“The [statistics] show that the avenues the army guidelines stipulate for dealing with extremists already serving in the military have been drastically reduced since 1998, and increasingly so since the War on Terror was initially announced. One such avenue is the denial of reenlistment, which fell from a high of 4,000 soldiers rejected in 1994 to a low of 81 in 2006. Another is a soldier receiving misconduct charges resulting in discharge from the army. In the five-year period from 1998 to 2003 the number of discharges for misconduct teetered from a high of 2,560 to a low of 2,307. But by 2006 this number had fallen off to 1,435.”
Wade’s music band, according to the Southern Poverty Law Center, was linked to the Hammerskins skinhead organization—“called the most violent skinhead group in the US” by the Anti-Defamation League—the same organization that the main character of Irregular Army(and the Nation Fund article), Forrest Fogarty, belongs to. Fogarty, who served in the military police in Iraq from 2004 to 2005, also has his own neo-Nazi band called Attack. Fogarty gave me one of his albums when I interviewed him in Tampa, Florida. One song: “Eye For An Eye” opens with the lines: “A slow painful death I strive / Why are you still alive?” 

Wade, however, is not the first neo-Nazi veteran to have committed murder back in the US, nor surely will he be the last. There have been countless less well known cases where extremist veterans—some after serving in Iraq and Afghanistan—have brought the war home with them. In 2007, neo-Nazi Kenneth Eastridge was part of a team of three which killed a fellow soldier in Colorado Springs. In 2005, neo-Nazi James Douglas Ross was caught trying to mail a submachine gun back from Iraq to his father in Spokane, Washington, while in March 2011 when the FBI arrested Kevin William Harpham, a thirty-six-year-old member of the neo-Nazi National Alliance, also in Spokane, Washington, on suspicion of planting a bomb at a Martin Luther King Day celebration which if detonated would have killed hundreds of people. Harpham had served in the US army for two years in the mid-1990s. The US military ostensibly has a ban on its soldiers having racist tattoos or taking active roles within white supremacist groups, but the regulations are vague and rarely enforced. Neo-Nazis often join the military to gain weapons training in order to come back to the US and start the domestic “race war” they believe is coming. Some struggling to readjust to life in the US after traumatic tours of Iraq and Afghanistan also found solace in extremist organizations, a problem fingered by the Department of Homeland Security in 2009.
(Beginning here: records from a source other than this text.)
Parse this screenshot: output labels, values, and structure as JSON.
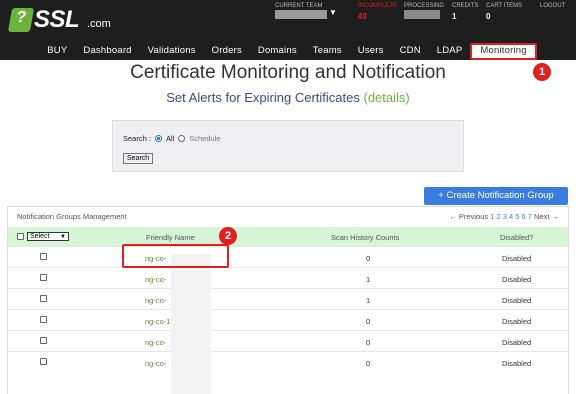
{
  "header": {
    "logo_text": "SSL",
    "logo_suffix": ".com",
    "current_team_label": "CURRENT TEAM",
    "incomplete_label": "INCOMPLETE",
    "incomplete_value": "49",
    "processing_label": "PROCESSING",
    "credits_label": "CREDITS",
    "credits_value": "1",
    "cart_label": "CART ITEMS",
    "cart_value": "0",
    "logout_label": "LOGOUT"
  },
  "nav": {
    "items": [
      "BUY",
      "Dashboard",
      "Validations",
      "Orders",
      "Domains",
      "Teams",
      "Users",
      "CDN",
      "LDAP",
      "Monitoring"
    ],
    "active": "Monitoring"
  },
  "callouts": [
    "1",
    "2"
  ],
  "page": {
    "title": "Certificate Monitoring and Notification",
    "subtitle": "Set Alerts for Expiring Certificates",
    "subtitle_link": "(details)"
  },
  "search": {
    "label": "Search :",
    "option_all": "All",
    "option_schedule": "Schedule",
    "button": "Search"
  },
  "create_button": "+ Create Notification Group",
  "panel": {
    "title": "Notification Groups Management",
    "pager_prev": "← Previous",
    "pager_pages": "1 2 3 4 5 6 7",
    "pager_next": "Next →"
  },
  "table": {
    "select_label": "Select",
    "columns": [
      "Friendly Name",
      "Scan History Counts",
      "Disabled?"
    ],
    "rows": [
      {
        "name": "ng-co-",
        "scans": "0",
        "disabled": "Disabled"
      },
      {
        "name": "ng-co-",
        "scans": "1",
        "disabled": "Disabled"
      },
      {
        "name": "ng-co-",
        "scans": "1",
        "disabled": "Disabled"
      },
      {
        "name": "ng-co-1",
        "scans": "0",
        "disabled": "Disabled"
      },
      {
        "name": "ng-co-",
        "scans": "0",
        "disabled": "Disabled"
      },
      {
        "name": "ng-co-",
        "scans": "0",
        "disabled": "Disabled"
      }
    ]
  },
  "colors": {
    "accent_green": "#6cb33e",
    "highlight_red": "#e02020",
    "header_bg": "#1e1e1e",
    "button_blue": "#3a7de0",
    "table_header_green": "#d6f5d6"
  }
}
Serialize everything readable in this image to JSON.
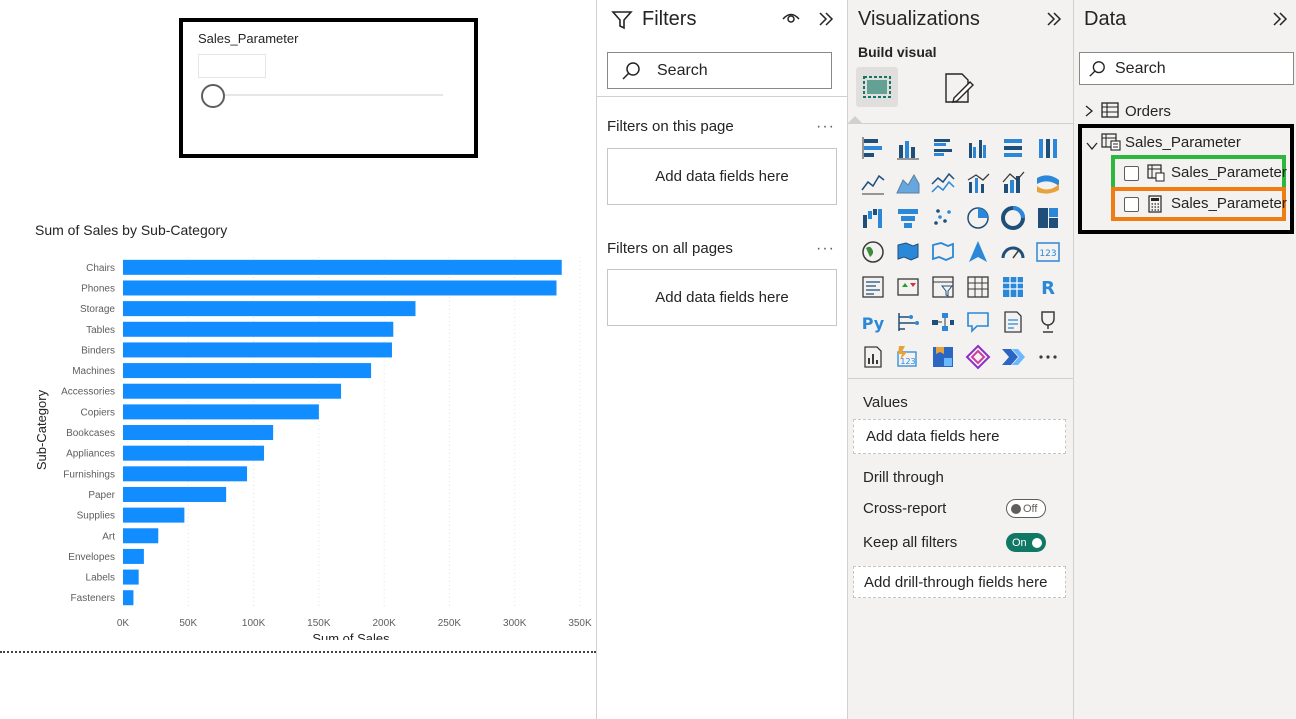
{
  "slicer": {
    "title": "Sales_Parameter"
  },
  "chart_data": {
    "type": "bar",
    "orientation": "horizontal",
    "title": "Sum of Sales by Sub-Category",
    "xlabel": "Sum of Sales",
    "ylabel": "Sub-Category",
    "categories": [
      "Chairs",
      "Phones",
      "Storage",
      "Tables",
      "Binders",
      "Machines",
      "Accessories",
      "Copiers",
      "Bookcases",
      "Appliances",
      "Furnishings",
      "Paper",
      "Supplies",
      "Art",
      "Envelopes",
      "Labels",
      "Fasteners"
    ],
    "values": [
      336000,
      332000,
      224000,
      207000,
      206000,
      190000,
      167000,
      150000,
      115000,
      108000,
      95000,
      79000,
      47000,
      27000,
      16000,
      12000,
      8000
    ],
    "xlim": [
      0,
      350000
    ],
    "xticks": [
      "0K",
      "50K",
      "100K",
      "150K",
      "200K",
      "250K",
      "300K",
      "350K"
    ],
    "bar_color": "#118DFF",
    "grid": true
  },
  "filters": {
    "title": "Filters",
    "search_placeholder": "Search",
    "page_section": "Filters on this page",
    "all_section": "Filters on all pages",
    "add_fields": "Add data fields here",
    "more": "···"
  },
  "visualizations": {
    "title": "Visualizations",
    "build_visual": "Build visual",
    "values_label": "Values",
    "values_well": "Add data fields here",
    "drill_through": "Drill through",
    "cross_report": "Cross-report",
    "cross_report_state": "Off",
    "keep_all_filters": "Keep all filters",
    "keep_all_filters_state": "On",
    "drill_well": "Add drill-through fields here",
    "more": "···",
    "accent": "#117865"
  },
  "data_pane": {
    "title": "Data",
    "search_placeholder": "Search",
    "tables": [
      "Orders",
      "Sales_Parameter"
    ],
    "fields": [
      "Sales_Parameter",
      "Sales_Parameter"
    ],
    "highlight_colors": {
      "group": "#000000",
      "field_table": "#2db83d",
      "field_measure": "#f07d14"
    }
  }
}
There are undoubtedly many other Wade’s out there in America, battle-hardened and, thanks to the US military, trained in using the most advanced weaponry known to man. Nidal Malik Hasan, the alleged Fort Hood shooter who killed 13 fellow soldiers, showed that the US military has even shown insouciance towards Islamic fundamentalism—it was found subsequently that the command structure had been aware he was conversing via email with extremist cleric Anwar al-Awlaki (assassinated by Obama administration in 2011). Jared Loughner, who shot dead six people in Arizona, also tried to enter the military not long before his shooting spree. He was only disallowed after telling them that he had used marijuana—something he could have easily lied about, as many others surely have. For that reason, I believe it’s only a matter of time before the next tragedy, not to speak of the tragedies that this open-door policy has already caused in Iraq and Afghanistan.